--- Problem ---
Copy every line of the records below that holds the word "amount".
START Given data
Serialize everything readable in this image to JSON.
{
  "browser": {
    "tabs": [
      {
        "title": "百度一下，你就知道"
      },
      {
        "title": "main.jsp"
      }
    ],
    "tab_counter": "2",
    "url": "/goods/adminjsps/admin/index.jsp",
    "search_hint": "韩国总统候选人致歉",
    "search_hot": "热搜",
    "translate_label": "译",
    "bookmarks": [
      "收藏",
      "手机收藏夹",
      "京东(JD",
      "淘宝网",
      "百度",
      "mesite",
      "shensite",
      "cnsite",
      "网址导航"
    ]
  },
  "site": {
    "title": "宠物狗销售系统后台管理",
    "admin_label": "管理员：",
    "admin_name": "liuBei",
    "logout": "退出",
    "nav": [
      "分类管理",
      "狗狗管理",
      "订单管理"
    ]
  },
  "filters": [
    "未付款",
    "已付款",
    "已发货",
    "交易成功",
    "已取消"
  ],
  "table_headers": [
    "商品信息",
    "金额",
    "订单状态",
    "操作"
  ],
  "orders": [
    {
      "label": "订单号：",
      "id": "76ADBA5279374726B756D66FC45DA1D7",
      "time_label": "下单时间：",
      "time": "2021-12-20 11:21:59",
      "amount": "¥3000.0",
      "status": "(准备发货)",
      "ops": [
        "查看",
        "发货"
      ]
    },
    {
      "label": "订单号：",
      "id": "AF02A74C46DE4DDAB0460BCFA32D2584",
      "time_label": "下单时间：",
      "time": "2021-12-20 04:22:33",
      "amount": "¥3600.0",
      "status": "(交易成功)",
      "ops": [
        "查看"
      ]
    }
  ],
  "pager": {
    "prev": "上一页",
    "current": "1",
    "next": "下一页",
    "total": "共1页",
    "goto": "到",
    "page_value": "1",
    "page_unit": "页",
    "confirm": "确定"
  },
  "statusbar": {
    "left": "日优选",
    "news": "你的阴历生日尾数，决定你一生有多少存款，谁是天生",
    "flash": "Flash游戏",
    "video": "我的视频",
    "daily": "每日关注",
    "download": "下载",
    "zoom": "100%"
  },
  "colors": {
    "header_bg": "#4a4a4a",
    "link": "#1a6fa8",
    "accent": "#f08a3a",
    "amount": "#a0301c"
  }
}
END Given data
--- Answer to the exercise ---
      "amount": "¥3000.0",
      "amount": "¥3600.0",
    "amount": "#a0301c"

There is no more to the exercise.